Q: My broker recommended that I invest in a "structured product." What are structured products, and what do I need to know about them?
Most structured products are designed to either preserve capital or enhance returns, and are typically issued as notes. The notes offer a specific payout over a designated time period or at maturity, and the final payout depends on the performance of the underlying asset as well as the value of the derivatives written on it. Since an investment bank typically issues the product, the investor is exposed to the credit risk of that entity.
These are a few of the common characteristics of structured products:
Complex design. Most products have a complex design, which can make analysis of pricing, risk exposure, and potential outcomes more difficult. Some investors equate this complexity with higher potential returns when, in fact, it may only mask high fees and risk. Worse yet, investors may not understand the range of possible outcomes. During the 2008 market crisis, some investors learned a hard lesson when the issuing firm went bankrupt or when their structured product experienced losses from poor performance of the underlying asset.
Substantial cost. These products tend to carry a significant markup and costs that in some cases are difficult to quantify, especially if an investor lacks the technical knowledge to analyze the underlying components of the strategy.

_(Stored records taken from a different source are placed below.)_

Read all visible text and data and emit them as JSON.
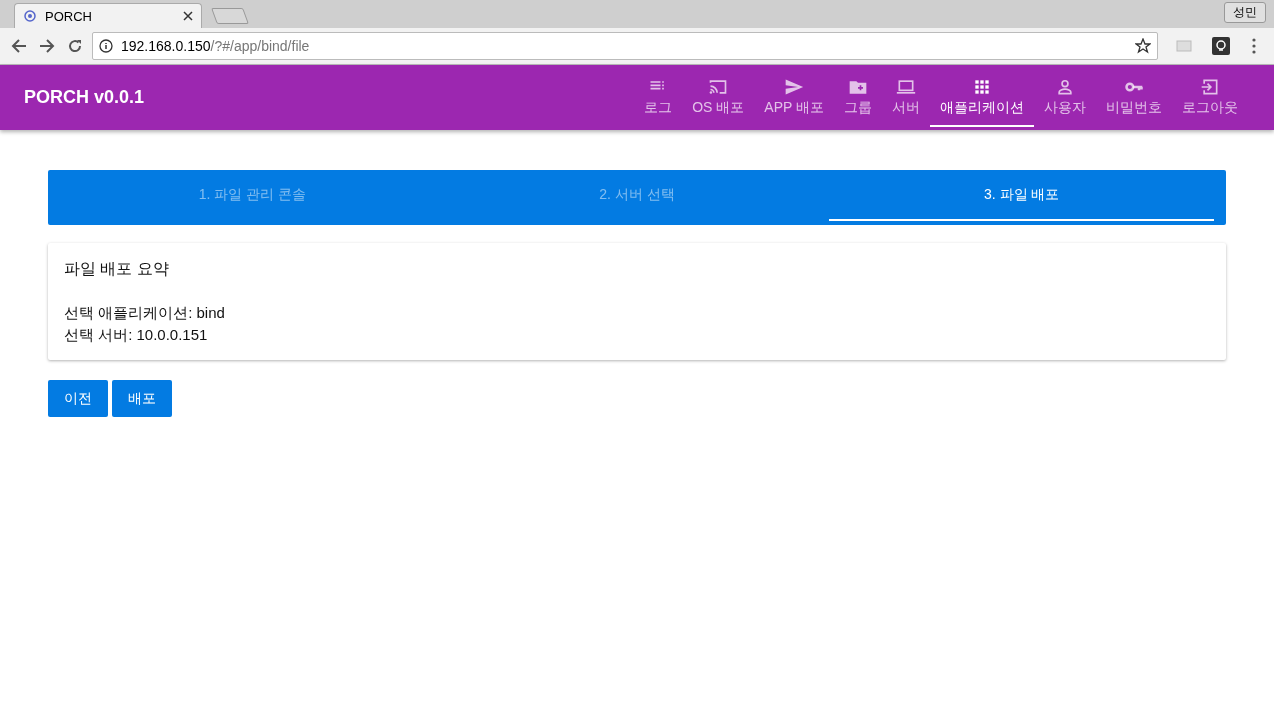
{
  "browser": {
    "tab_title": "PORCH",
    "profile": "성민",
    "url_host": "192.168.0.150",
    "url_path": "/?#/app/bind/file"
  },
  "app_bar": {
    "title": "PORCH v0.0.1",
    "nav": [
      {
        "label": "로그",
        "selected": false
      },
      {
        "label": "OS 배포",
        "selected": false
      },
      {
        "label": "APP 배포",
        "selected": false
      },
      {
        "label": "그룹",
        "selected": false
      },
      {
        "label": "서버",
        "selected": false
      },
      {
        "label": "애플리케이션",
        "selected": true
      },
      {
        "label": "사용자",
        "selected": false
      },
      {
        "label": "비밀번호",
        "selected": false
      },
      {
        "label": "로그아웃",
        "selected": false
      }
    ]
  },
  "steps": [
    {
      "label": "1. 파일 관리 콘솔",
      "selected": false
    },
    {
      "label": "2. 서버 선택",
      "selected": false
    },
    {
      "label": "3. 파일 배포",
      "selected": true
    }
  ],
  "summary": {
    "title": "파일 배포 요약",
    "lines": [
      "선택 애플리케이션: bind",
      "선택 서버: 10.0.0.151"
    ]
  },
  "buttons": [
    "이전",
    "배포"
  ]
}
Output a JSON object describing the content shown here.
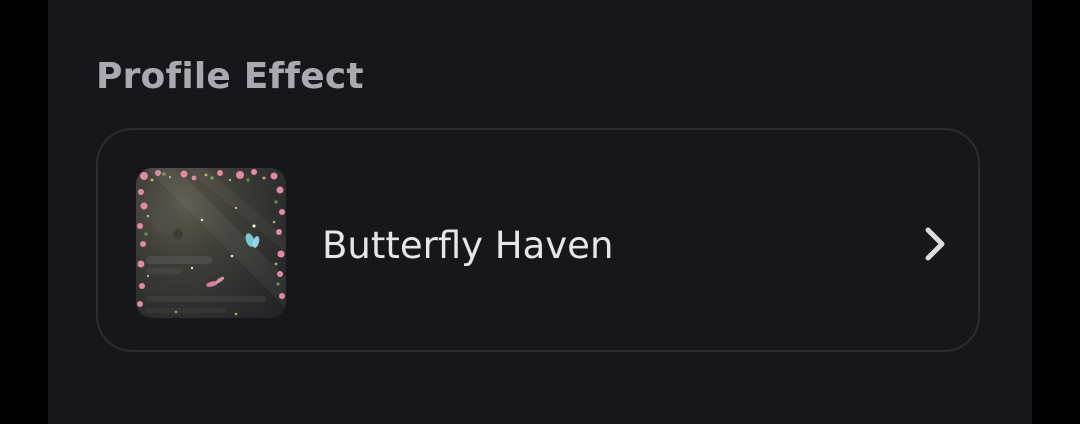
{
  "section": {
    "title": "Profile Effect"
  },
  "effect": {
    "name": "Butterfly Haven",
    "thumbnail_icon": "butterfly-haven-preview",
    "action_icon": "chevron-right-icon"
  },
  "colors": {
    "panel_background": "#17171b",
    "title_text": "#a8a9b1",
    "item_text": "#e6e6ea",
    "border": "#2c2d33",
    "flower_pink": "#e08aa6",
    "butterfly_blue": "#7fd6e6"
  }
}
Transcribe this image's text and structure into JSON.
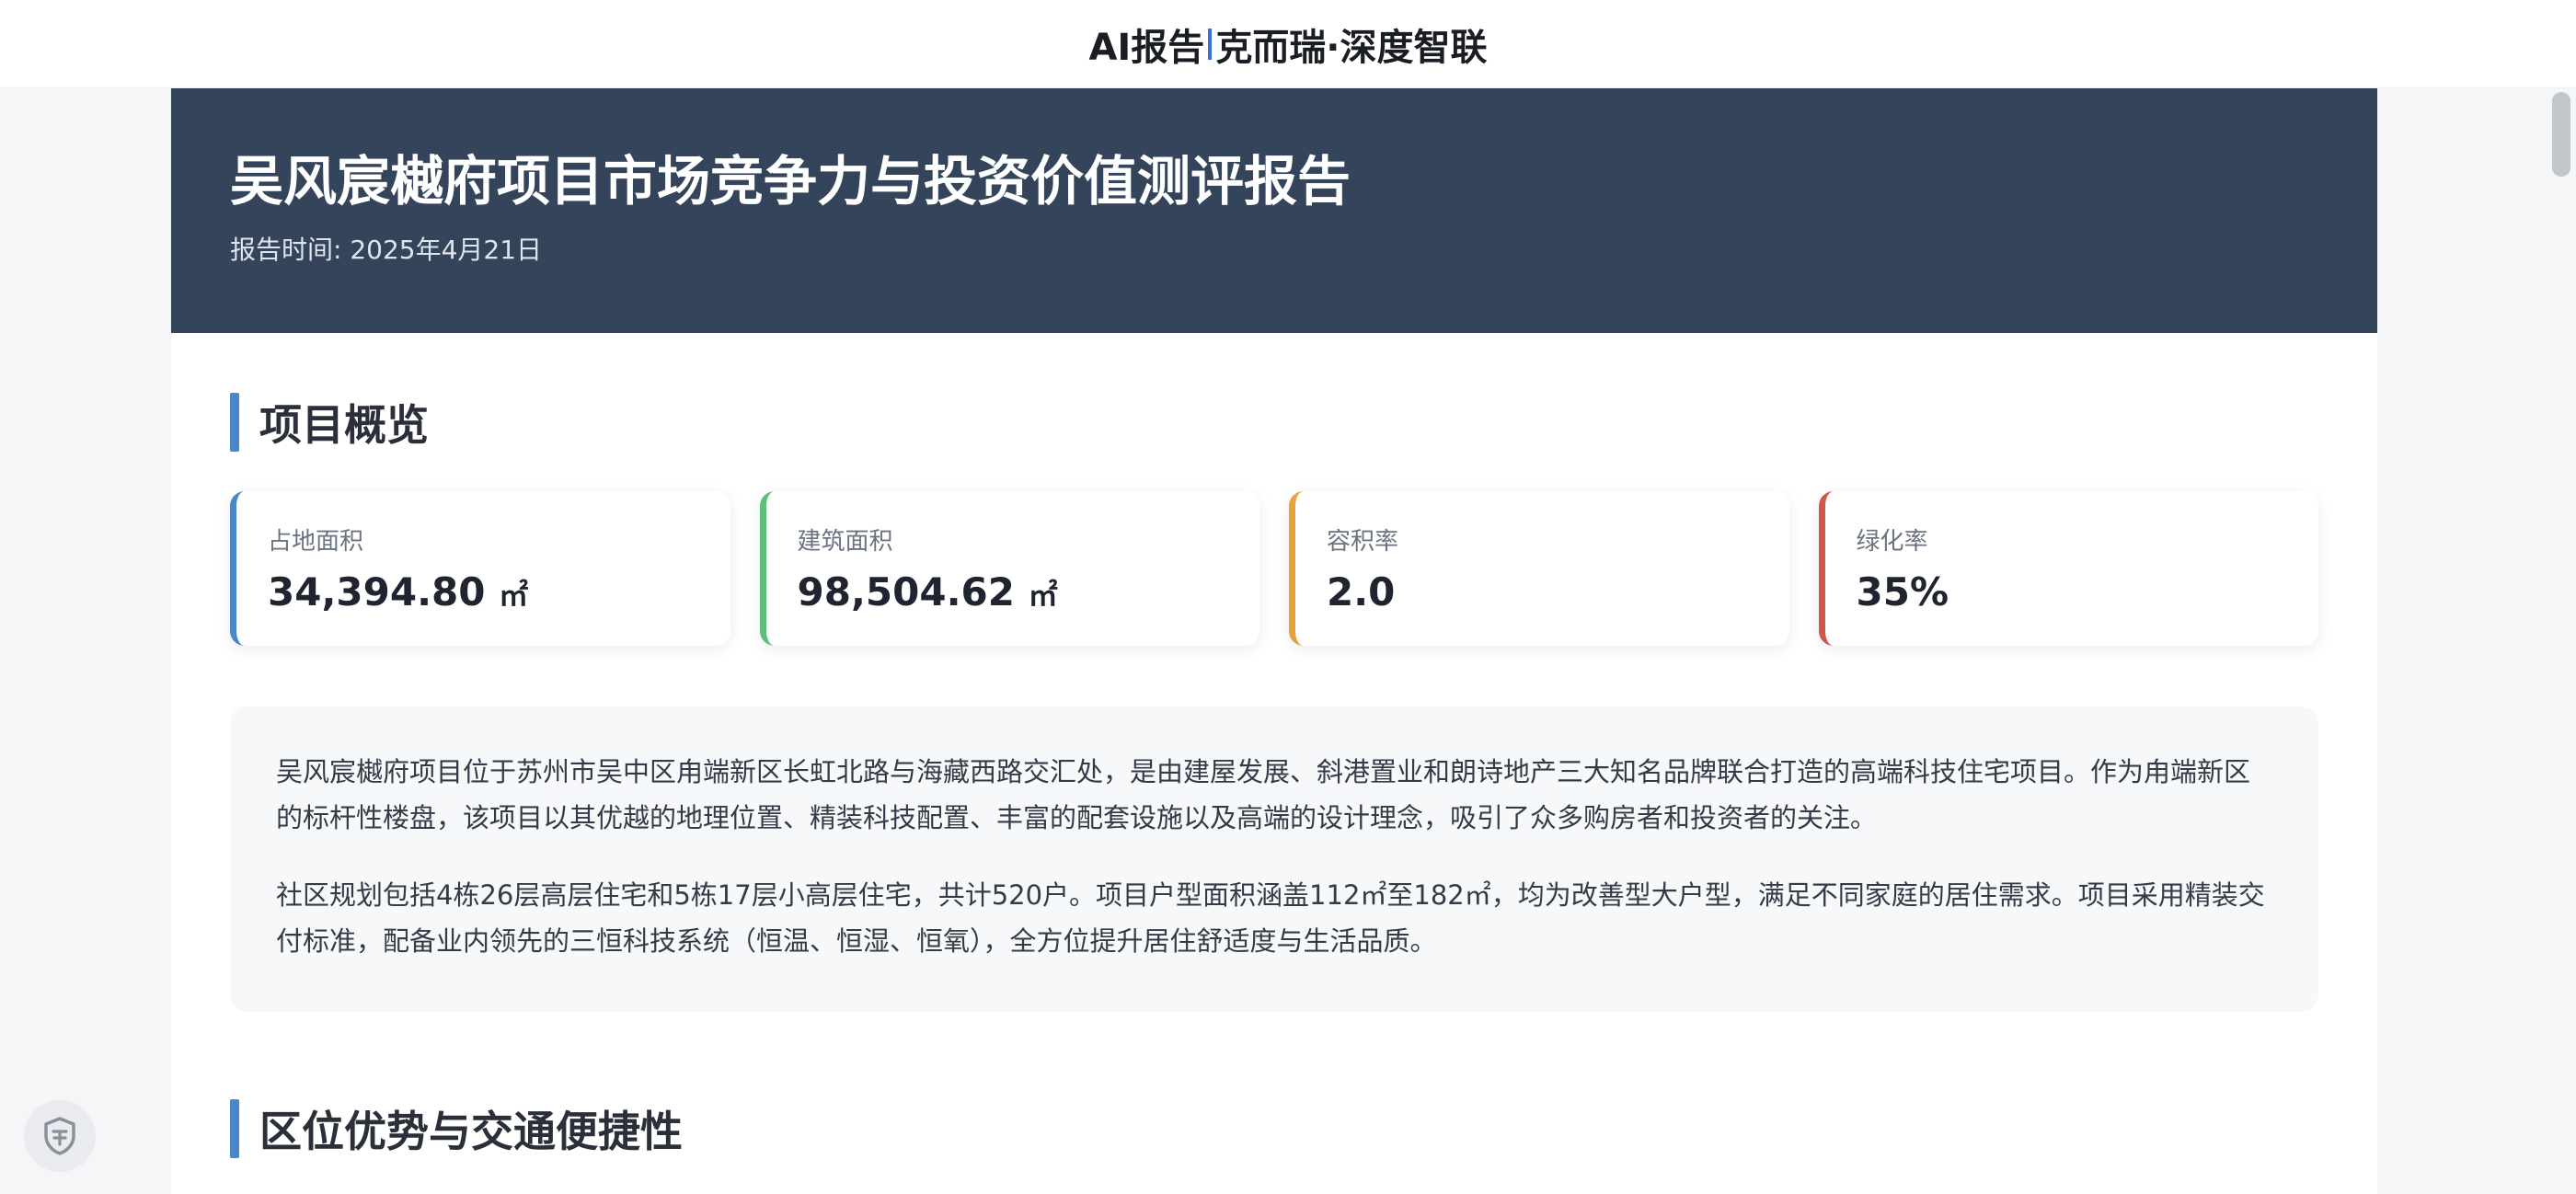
{
  "header": {
    "brand_left": "AI报告",
    "brand_right": "克而瑞·深度智联"
  },
  "report": {
    "title": "吴风宸樾府项目市场竞争力与投资价值测评报告",
    "date": "报告时间: 2025年4月21日"
  },
  "overview": {
    "title": "项目概览",
    "cards": [
      {
        "label": "占地面积",
        "value": "34,394.80",
        "unit": "㎡",
        "color": "#4a86c8"
      },
      {
        "label": "建筑面积",
        "value": "98,504.62",
        "unit": "㎡",
        "color": "#5cc07a"
      },
      {
        "label": "容积率",
        "value": "2.0",
        "unit": "",
        "color": "#e8a23c"
      },
      {
        "label": "绿化率",
        "value": "35%",
        "unit": "",
        "color": "#d0574a"
      }
    ],
    "paragraphs": [
      "吴风宸樾府项目位于苏州市吴中区甪端新区长虹北路与海藏西路交汇处，是由建屋发展、斜港置业和朗诗地产三大知名品牌联合打造的高端科技住宅项目。作为甪端新区的标杆性楼盘，该项目以其优越的地理位置、精装科技配置、丰富的配套设施以及高端的设计理念，吸引了众多购房者和投资者的关注。",
      "社区规划包括4栋26层高层住宅和5栋17层小高层住宅，共计520户。项目户型面积涵盖112㎡至182㎡，均为改善型大户型，满足不同家庭的居住需求。项目采用精装交付标准，配备业内领先的三恒科技系统（恒温、恒湿、恒氧），全方位提升居住舒适度与生活品质。"
    ]
  },
  "location": {
    "title": "区位优势与交通便捷性"
  },
  "widgets": {
    "shield_icon": "shield-icon"
  }
}
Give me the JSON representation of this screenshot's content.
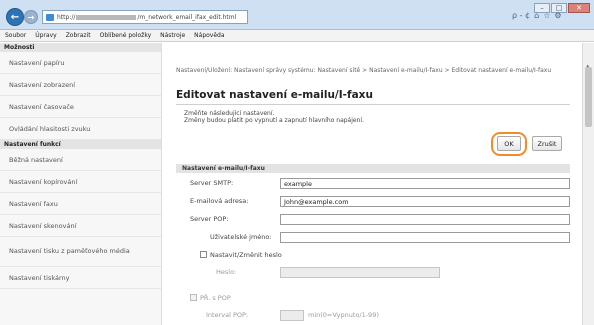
{
  "browser": {
    "address": "http://",
    "address_tail": "/m_network_email_ifax_edit.html",
    "address_tools": "ρ - ¢",
    "window_controls": [
      "–",
      "□",
      "✕"
    ]
  },
  "menu": [
    "Soubor",
    "Úpravy",
    "Zobrazit",
    "Oblíbené položky",
    "Nástroje",
    "Nápověda"
  ],
  "sidebar": {
    "section1": "Možnosti",
    "items1": [
      "Nastavení papíru",
      "Nastavení zobrazení",
      "Nastavení časovače",
      "Ovládání hlasitosti zvuku"
    ],
    "section2": "Nastavení funkcí",
    "items2": [
      "Běžná nastavení",
      "Nastavení kopírování",
      "Nastavení faxu",
      "Nastavení skenování",
      "Nastavení tisku z paměťového média",
      "Nastavení tiskárny"
    ]
  },
  "content": {
    "breadcrumb": "Nastavení/Uložení: Nastavení správy systému: Nastavení sítě > Nastavení e-mailu/I-faxu > Editovat nastavení e-mailu/I-faxu",
    "title": "Editovat nastavení e-mailu/I-faxu",
    "note1": "Změňte následující nastavení.",
    "note2": "Změny budou platit po vypnutí a zapnutí hlavního napájení.",
    "ok_label": "OK",
    "cancel_label": "Zrušit",
    "section_title": "Nastavení e-mailu/I-faxu",
    "smtp_label": "Server SMTP:",
    "smtp_value": "example",
    "email_label": "E-mailová adresa:",
    "email_value": "John@example.com",
    "pop_label": "Server POP:",
    "pop_value": "",
    "user_label": "Uživatelské jméno:",
    "user_value": "",
    "setpw_label": "Nastavit/Změnit heslo",
    "pw_label": "Heslo:",
    "pbs_label": "PŘ. s POP",
    "interval_label": "Interval POP:",
    "interval_value": "",
    "interval_unit": "min(0=Vypnuto/1-99)"
  },
  "colors": {
    "highlight_ring": "#f28c28"
  }
}
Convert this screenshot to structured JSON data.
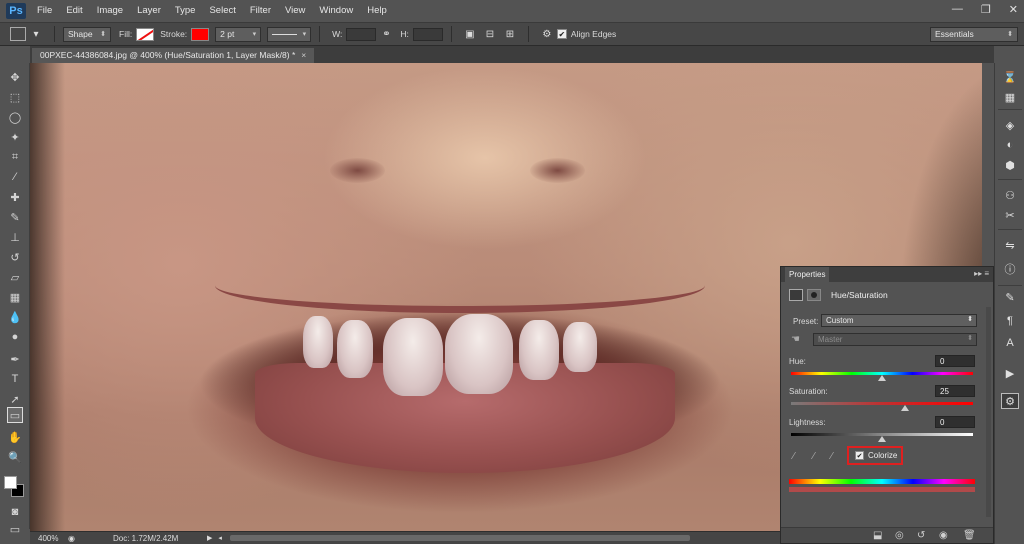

Tradeoffs. In return for receiving a prescribed payout, investors must accept a lower return and/or limited upside potential. To pursue higher expected returns, you must accept more risk. If you do not want to bear the necessary risk, you must transfer it to other investors and pay them for taking it.
Multiple risks. First, there are the inherent risks of the underlying security (ie, the stock or index). Investors also are exposed to credit risk of the issuing firm. The contract is an agreement with the issuer to make a predetermined payment in the future, and thus it is contingent on the firm being able to deliver.
Liquidity risk is another issue. Although many structured products are listed and traded on exchanges, they may be difficult to sell, especially in a volatile market. To avoid a potential liquidity problem, investors should consider the time horizon of the product and attempt to match its maturity to their anticipated financial need or objective.
A structured product might help an investor who needs a specific payout at a designated point in time and who is willing to pay another party to shoulder much of the uncertainty. Unfortunately, this benefit generally comes at the expense of lower yield or limited upside potential. Many investors may prefer investment alternatives that are less complex and more transparent for their diversification needs.
Q: Does it make sense to diversify by investing in emerging markets?
A: The emerging markets have been maturing based on an increase in overall macroeconomic stability. Most governments are implementing conservative fiscal policies as well as independent monetary policy. Large budget deficits and high inflation have been replaced by stable growth and price stability. Previously, U.S. dollar-based investors lost significant value due to adverse currency movements in the emerging markets. This risk has been decreased as the fundamentals of emerging market currencies have improved dramatically in recent years.
As part of an overall diversified portfolio, it can certainly make sense to have some level of exposure to the emerging markets. This can be accomplished by investing in publicly traded mutual funds, which offer diversification among many emerging market countries. In order to invest in one particular country, another option would be to utilize exchange-traded funds, which trade on the U.S stock markets.
Joel M. Blau, CFP, (top) is president and Ronald J. Paprocki, JD, CFP, CHBC, is chief executive officer of MEDIQUS Asset Advisors, Inc. in Chicago. They can be reached at 800-883-8555 or firstname.lastname@example.org